## TASK DETAILS
Establish the number of lines below that contain the string "Postkarte". State that number alone.

## MATERIAL FOR THE TASK
╭──
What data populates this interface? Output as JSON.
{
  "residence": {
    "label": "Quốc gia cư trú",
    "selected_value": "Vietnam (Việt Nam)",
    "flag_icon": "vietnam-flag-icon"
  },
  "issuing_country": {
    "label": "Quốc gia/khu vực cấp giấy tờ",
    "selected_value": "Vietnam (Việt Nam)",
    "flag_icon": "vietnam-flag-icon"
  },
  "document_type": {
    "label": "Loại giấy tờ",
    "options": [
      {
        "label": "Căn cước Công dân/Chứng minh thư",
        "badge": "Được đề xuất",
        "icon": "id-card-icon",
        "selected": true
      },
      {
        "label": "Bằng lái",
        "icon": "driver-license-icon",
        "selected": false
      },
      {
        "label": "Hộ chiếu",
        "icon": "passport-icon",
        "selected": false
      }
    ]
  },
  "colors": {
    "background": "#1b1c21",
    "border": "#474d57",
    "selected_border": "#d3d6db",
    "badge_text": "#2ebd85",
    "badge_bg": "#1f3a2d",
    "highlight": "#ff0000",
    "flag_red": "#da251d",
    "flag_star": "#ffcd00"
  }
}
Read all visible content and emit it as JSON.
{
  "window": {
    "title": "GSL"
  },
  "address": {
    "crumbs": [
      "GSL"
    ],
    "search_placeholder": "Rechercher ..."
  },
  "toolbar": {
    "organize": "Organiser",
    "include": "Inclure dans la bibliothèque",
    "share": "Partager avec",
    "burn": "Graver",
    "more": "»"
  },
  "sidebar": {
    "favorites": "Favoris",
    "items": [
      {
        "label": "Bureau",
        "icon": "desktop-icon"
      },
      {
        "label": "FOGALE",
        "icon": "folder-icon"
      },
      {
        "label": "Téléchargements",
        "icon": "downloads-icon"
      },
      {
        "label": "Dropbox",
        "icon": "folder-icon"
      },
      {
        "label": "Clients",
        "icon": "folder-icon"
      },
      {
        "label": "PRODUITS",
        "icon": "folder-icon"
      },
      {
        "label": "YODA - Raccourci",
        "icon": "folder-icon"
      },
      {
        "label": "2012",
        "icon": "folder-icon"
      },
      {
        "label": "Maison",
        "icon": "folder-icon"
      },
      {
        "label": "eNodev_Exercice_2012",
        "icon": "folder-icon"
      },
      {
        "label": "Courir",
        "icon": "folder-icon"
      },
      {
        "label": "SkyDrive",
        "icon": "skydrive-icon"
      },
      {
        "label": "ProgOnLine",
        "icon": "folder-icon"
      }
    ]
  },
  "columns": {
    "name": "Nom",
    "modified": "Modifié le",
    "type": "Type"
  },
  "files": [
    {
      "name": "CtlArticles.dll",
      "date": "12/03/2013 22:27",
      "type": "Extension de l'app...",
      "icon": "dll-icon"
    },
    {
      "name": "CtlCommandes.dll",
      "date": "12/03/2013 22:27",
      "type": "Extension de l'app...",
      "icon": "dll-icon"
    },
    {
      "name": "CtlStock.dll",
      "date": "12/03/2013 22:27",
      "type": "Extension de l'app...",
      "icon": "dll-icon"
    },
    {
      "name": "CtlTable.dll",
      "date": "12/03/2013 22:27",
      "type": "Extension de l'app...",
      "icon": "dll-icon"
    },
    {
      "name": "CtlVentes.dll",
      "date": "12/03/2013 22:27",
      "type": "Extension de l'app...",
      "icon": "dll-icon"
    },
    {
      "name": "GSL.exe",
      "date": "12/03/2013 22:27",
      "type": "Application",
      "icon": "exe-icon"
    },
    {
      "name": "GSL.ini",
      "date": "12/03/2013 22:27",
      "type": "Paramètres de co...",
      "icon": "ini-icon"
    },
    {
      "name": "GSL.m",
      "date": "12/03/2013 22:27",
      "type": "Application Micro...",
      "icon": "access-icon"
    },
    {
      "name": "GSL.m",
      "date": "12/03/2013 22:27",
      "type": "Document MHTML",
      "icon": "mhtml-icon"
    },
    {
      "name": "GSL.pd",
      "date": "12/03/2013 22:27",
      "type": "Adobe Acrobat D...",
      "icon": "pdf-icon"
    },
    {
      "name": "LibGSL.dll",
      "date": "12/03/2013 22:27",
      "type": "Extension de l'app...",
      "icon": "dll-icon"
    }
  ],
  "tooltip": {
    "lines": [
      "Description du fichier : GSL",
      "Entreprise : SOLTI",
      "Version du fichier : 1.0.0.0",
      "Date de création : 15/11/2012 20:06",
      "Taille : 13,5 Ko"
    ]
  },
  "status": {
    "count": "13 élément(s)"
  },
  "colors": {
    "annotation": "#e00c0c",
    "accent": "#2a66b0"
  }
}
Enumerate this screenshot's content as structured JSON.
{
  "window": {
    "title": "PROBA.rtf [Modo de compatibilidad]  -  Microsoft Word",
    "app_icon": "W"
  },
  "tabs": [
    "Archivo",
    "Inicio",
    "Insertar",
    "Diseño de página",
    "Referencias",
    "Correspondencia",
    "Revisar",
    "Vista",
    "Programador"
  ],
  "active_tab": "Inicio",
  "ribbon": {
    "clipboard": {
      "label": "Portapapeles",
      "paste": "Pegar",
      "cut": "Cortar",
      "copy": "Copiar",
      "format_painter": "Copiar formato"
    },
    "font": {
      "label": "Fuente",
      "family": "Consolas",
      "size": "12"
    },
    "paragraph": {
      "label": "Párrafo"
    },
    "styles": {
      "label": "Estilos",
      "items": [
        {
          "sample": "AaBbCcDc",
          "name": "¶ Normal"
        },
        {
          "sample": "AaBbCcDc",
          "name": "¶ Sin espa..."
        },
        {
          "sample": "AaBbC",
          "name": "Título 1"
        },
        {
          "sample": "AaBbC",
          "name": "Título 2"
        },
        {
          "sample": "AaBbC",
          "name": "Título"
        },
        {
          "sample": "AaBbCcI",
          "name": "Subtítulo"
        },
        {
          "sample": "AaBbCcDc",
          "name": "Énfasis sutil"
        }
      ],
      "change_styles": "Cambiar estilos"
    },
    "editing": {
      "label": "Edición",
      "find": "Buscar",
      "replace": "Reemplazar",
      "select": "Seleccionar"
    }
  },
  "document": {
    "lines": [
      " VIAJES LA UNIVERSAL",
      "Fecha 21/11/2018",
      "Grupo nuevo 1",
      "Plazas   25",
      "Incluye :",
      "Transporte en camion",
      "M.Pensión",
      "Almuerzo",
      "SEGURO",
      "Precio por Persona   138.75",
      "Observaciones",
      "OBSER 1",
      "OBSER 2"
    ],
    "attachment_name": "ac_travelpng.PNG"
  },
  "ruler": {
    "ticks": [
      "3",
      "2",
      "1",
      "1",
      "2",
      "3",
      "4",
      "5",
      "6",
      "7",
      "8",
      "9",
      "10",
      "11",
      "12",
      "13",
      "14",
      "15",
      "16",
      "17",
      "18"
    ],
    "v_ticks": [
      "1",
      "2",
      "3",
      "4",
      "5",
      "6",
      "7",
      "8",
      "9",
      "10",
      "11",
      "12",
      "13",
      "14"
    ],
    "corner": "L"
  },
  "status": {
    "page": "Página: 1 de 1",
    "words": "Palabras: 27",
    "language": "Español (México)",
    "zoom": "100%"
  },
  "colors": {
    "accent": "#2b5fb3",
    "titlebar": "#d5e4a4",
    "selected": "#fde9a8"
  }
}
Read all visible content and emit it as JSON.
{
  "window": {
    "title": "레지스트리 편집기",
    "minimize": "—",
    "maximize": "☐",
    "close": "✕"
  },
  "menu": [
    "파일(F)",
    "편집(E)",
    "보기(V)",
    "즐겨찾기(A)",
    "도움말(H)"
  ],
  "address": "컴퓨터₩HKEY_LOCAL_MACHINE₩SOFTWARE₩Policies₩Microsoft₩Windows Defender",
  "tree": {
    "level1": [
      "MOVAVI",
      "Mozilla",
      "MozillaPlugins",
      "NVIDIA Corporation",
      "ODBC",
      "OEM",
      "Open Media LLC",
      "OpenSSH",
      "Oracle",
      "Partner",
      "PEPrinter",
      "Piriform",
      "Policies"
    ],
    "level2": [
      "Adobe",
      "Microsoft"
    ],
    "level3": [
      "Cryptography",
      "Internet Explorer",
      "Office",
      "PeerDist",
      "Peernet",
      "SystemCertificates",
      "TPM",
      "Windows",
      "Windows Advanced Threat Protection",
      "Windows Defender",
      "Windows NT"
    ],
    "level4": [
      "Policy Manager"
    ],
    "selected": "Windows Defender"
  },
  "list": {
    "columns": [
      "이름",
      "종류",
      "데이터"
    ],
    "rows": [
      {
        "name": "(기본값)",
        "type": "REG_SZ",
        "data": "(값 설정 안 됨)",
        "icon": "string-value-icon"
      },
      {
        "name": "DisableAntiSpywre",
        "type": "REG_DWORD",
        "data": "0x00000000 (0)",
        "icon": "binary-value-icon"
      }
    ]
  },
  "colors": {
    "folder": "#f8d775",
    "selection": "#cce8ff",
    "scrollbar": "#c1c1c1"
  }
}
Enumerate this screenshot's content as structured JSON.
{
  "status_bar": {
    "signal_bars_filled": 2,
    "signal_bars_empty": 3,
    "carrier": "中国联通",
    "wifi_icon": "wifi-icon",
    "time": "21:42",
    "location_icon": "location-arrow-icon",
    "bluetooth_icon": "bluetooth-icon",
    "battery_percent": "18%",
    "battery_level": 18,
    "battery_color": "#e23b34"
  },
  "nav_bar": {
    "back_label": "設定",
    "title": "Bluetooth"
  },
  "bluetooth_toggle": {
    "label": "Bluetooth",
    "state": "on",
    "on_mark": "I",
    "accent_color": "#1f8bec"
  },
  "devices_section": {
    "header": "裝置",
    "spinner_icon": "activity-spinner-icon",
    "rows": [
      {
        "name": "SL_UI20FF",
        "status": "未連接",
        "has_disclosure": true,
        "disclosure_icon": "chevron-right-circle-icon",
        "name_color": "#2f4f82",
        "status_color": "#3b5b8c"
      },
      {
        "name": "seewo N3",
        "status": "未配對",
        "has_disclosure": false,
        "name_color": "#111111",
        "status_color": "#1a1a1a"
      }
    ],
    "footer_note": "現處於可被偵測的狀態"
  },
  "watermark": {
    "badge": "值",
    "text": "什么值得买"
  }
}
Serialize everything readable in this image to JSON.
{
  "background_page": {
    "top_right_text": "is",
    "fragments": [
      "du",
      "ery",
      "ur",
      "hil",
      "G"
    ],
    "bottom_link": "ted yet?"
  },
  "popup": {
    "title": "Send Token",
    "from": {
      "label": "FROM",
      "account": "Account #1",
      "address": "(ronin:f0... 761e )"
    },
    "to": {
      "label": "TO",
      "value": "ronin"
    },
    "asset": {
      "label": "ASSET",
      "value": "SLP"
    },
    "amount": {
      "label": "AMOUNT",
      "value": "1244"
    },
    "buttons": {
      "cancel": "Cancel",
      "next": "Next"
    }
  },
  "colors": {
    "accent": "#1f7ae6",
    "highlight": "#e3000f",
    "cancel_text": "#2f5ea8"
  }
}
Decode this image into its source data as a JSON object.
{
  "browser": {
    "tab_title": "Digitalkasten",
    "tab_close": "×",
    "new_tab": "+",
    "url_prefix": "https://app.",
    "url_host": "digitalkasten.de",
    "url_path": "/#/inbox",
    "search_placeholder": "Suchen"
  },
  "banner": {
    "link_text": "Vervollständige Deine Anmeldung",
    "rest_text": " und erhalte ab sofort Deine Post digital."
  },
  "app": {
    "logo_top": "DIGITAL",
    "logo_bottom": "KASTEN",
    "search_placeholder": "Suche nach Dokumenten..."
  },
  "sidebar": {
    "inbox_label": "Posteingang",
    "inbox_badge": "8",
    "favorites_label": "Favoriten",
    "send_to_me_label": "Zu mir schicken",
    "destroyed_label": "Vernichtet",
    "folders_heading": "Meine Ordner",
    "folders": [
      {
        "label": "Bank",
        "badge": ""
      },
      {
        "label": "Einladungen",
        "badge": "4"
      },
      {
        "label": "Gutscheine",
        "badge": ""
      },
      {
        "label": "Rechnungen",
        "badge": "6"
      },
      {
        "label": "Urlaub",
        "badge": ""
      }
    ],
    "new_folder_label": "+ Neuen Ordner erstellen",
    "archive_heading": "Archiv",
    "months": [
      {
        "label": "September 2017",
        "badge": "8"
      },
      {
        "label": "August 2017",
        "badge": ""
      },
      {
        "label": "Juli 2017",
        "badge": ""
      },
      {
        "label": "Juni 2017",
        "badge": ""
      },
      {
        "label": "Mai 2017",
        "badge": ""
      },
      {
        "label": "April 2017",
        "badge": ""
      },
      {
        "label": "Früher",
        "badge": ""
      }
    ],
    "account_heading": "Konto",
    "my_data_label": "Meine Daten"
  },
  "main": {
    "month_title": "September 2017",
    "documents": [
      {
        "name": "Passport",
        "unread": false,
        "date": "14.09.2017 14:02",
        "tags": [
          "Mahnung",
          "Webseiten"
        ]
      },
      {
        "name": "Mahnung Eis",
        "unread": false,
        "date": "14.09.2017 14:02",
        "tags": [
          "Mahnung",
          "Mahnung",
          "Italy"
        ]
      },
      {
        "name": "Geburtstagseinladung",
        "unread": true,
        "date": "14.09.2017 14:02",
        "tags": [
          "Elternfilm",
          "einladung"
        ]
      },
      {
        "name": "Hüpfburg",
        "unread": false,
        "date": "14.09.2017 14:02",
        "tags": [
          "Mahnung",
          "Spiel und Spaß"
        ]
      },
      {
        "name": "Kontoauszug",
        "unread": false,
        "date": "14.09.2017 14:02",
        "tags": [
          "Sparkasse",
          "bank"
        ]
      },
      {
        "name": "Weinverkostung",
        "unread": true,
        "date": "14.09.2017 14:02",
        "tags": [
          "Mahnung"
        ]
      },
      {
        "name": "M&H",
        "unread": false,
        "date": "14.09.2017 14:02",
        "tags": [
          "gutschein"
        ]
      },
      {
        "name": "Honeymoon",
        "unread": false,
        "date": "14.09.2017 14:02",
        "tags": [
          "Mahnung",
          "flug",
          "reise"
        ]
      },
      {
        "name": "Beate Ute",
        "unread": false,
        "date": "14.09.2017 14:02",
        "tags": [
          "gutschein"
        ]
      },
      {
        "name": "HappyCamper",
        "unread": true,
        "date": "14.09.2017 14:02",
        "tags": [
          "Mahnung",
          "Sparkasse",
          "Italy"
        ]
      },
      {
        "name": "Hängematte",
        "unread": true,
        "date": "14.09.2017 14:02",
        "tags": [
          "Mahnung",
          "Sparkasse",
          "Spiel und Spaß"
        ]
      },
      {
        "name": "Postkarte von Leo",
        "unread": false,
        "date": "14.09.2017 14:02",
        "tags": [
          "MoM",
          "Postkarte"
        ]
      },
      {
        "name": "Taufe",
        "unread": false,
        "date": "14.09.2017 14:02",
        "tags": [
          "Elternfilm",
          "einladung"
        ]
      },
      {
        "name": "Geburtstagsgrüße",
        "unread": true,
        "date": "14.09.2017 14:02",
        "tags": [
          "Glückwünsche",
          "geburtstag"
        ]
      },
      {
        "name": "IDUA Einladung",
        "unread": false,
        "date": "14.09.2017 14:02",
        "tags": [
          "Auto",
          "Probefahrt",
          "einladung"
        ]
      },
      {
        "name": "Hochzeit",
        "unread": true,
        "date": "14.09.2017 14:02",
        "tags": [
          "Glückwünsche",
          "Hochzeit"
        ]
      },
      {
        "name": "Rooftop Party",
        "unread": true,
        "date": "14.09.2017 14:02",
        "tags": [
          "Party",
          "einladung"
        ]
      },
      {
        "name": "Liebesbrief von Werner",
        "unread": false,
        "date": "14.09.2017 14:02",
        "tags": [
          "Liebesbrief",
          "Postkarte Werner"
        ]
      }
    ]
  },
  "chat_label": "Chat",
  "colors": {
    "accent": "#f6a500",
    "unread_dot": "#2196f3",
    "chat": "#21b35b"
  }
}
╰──
## FINISHED TASK
3